=== Material for this task ===
-*-*-

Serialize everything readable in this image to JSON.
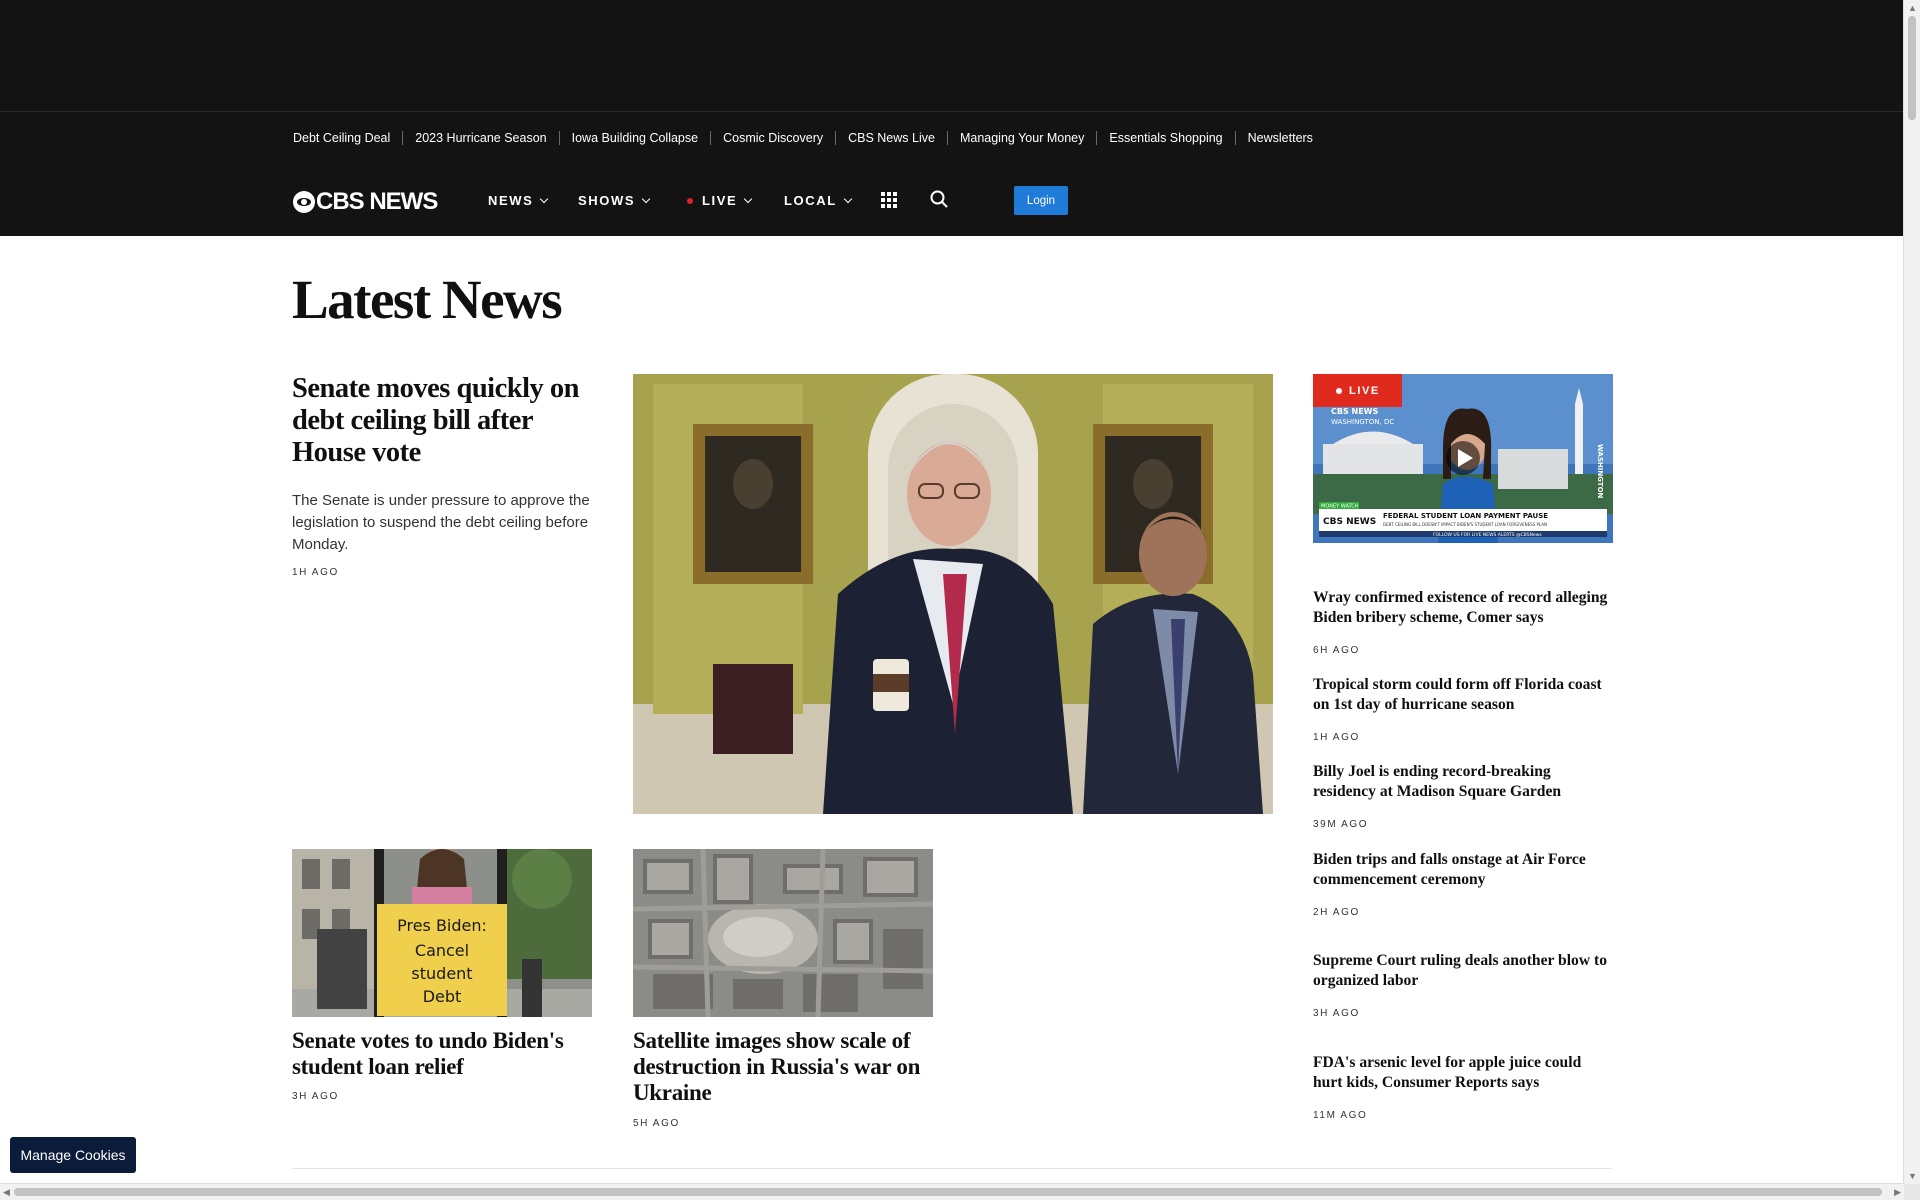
{
  "trending": [
    "Debt Ceiling Deal",
    "2023 Hurricane Season",
    "Iowa Building Collapse",
    "Cosmic Discovery",
    "CBS News Live",
    "Managing Your Money",
    "Essentials Shopping",
    "Newsletters"
  ],
  "nav": {
    "logo": "CBS NEWS",
    "news": "NEWS",
    "shows": "SHOWS",
    "live": "LIVE",
    "local": "LOCAL",
    "login": "Login",
    "icons": [
      "cbs-eye-icon",
      "chevron-down-icon",
      "live-dot-icon",
      "grid-menu-icon",
      "search-icon"
    ]
  },
  "page": {
    "title": "Latest News"
  },
  "lead": {
    "headline": "Senate moves quickly on debt ceiling bill after House vote",
    "dek": "The Senate is under pressure to approve the legislation to suspend the debt ceiling before Monday.",
    "age": "1H AGO"
  },
  "cards": [
    {
      "headline": "Senate votes to undo Biden's student loan relief",
      "age": "3H AGO",
      "sign_lines": [
        "Pres Biden:",
        "Cancel",
        "student",
        "Debt"
      ]
    },
    {
      "headline": "Satellite images show scale of destruction in Russia's war on Ukraine",
      "age": "5H AGO"
    }
  ],
  "live_video": {
    "badge": "LIVE",
    "logo": "CBS NEWS",
    "location": "WASHINGTON, DC",
    "side_label": "WASHINGTON",
    "tag": "MONEY WATCH",
    "lower_third_logo": "CBS NEWS",
    "lower_third_title": "FEDERAL STUDENT LOAN PAYMENT PAUSE",
    "lower_third_sub": "DEBT CEILING BILL DOESN'T IMPACT BIDEN'S STUDENT LOAN FORGIVENESS PLAN",
    "ticker": "FOLLOW US FOR LIVE NEWS ALERTS @CBSNews"
  },
  "sidebar": [
    {
      "headline": "Wray confirmed existence of record alleging Biden bribery scheme, Comer says",
      "age": "6H AGO"
    },
    {
      "headline": "Tropical storm could form off Florida coast on 1st day of hurricane season",
      "age": "1H AGO"
    },
    {
      "headline": "Billy Joel is ending record-breaking residency at Madison Square Garden",
      "age": "39M AGO"
    },
    {
      "headline": "Biden trips and falls onstage at Air Force commencement ceremony",
      "age": "2H AGO"
    },
    {
      "headline": "Supreme Court ruling deals another blow to organized labor",
      "age": "3H AGO"
    },
    {
      "headline": "FDA's arsenic level for apple juice could hurt kids, Consumer Reports says",
      "age": "11M AGO"
    }
  ],
  "cookies": {
    "label": "Manage Cookies"
  },
  "colors": {
    "nav_bg": "#131313",
    "login_blue": "#1f7ad8",
    "live_red": "#e02a1e",
    "cookies_navy": "#0b1b3a"
  }
}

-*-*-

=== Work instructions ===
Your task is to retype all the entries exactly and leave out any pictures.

=== Solution to this problem ===
Serialize everything readable in this image to JSON.
{
  "trending": [
    "Debt Ceiling Deal",
    "2023 Hurricane Season",
    "Iowa Building Collapse",
    "Cosmic Discovery",
    "CBS News Live",
    "Managing Your Money",
    "Essentials Shopping",
    "Newsletters"
  ],
  "nav": {
    "logo": "CBS NEWS",
    "news": "NEWS",
    "shows": "SHOWS",
    "live": "LIVE",
    "local": "LOCAL",
    "login": "Login",
    "icons": [
      "cbs-eye-icon",
      "chevron-down-icon",
      "live-dot-icon",
      "grid-menu-icon",
      "search-icon"
    ]
  },
  "page": {
    "title": "Latest News"
  },
  "lead": {
    "headline": "Senate moves quickly on debt ceiling bill after House vote",
    "dek": "The Senate is under pressure to approve the legislation to suspend the debt ceiling before Monday.",
    "age": "1H AGO"
  },
  "cards": [
    {
      "headline": "Senate votes to undo Biden's student loan relief",
      "age": "3H AGO",
      "sign_lines": [
        "Pres Biden:",
        "Cancel",
        "student",
        "Debt"
      ]
    },
    {
      "headline": "Satellite images show scale of destruction in Russia's war on Ukraine",
      "age": "5H AGO"
    }
  ],
  "live_video": {
    "badge": "LIVE",
    "logo": "CBS NEWS",
    "location": "WASHINGTON, DC",
    "side_label": "WASHINGTON",
    "tag": "MONEY WATCH",
    "lower_third_logo": "CBS NEWS",
    "lower_third_title": "FEDERAL STUDENT LOAN PAYMENT PAUSE",
    "lower_third_sub": "DEBT CEILING BILL DOESN'T IMPACT BIDEN'S STUDENT LOAN FORGIVENESS PLAN",
    "ticker": "FOLLOW US FOR LIVE NEWS ALERTS @CBSNews"
  },
  "sidebar": [
    {
      "headline": "Wray confirmed existence of record alleging Biden bribery scheme, Comer says",
      "age": "6H AGO"
    },
    {
      "headline": "Tropical storm could form off Florida coast on 1st day of hurricane season",
      "age": "1H AGO"
    },
    {
      "headline": "Billy Joel is ending record-breaking residency at Madison Square Garden",
      "age": "39M AGO"
    },
    {
      "headline": "Biden trips and falls onstage at Air Force commencement ceremony",
      "age": "2H AGO"
    },
    {
      "headline": "Supreme Court ruling deals another blow to organized labor",
      "age": "3H AGO"
    },
    {
      "headline": "FDA's arsenic level for apple juice could hurt kids, Consumer Reports says",
      "age": "11M AGO"
    }
  ],
  "cookies": {
    "label": "Manage Cookies"
  },
  "colors": {
    "nav_bg": "#131313",
    "login_blue": "#1f7ad8",
    "live_red": "#e02a1e",
    "cookies_navy": "#0b1b3a"
  }
}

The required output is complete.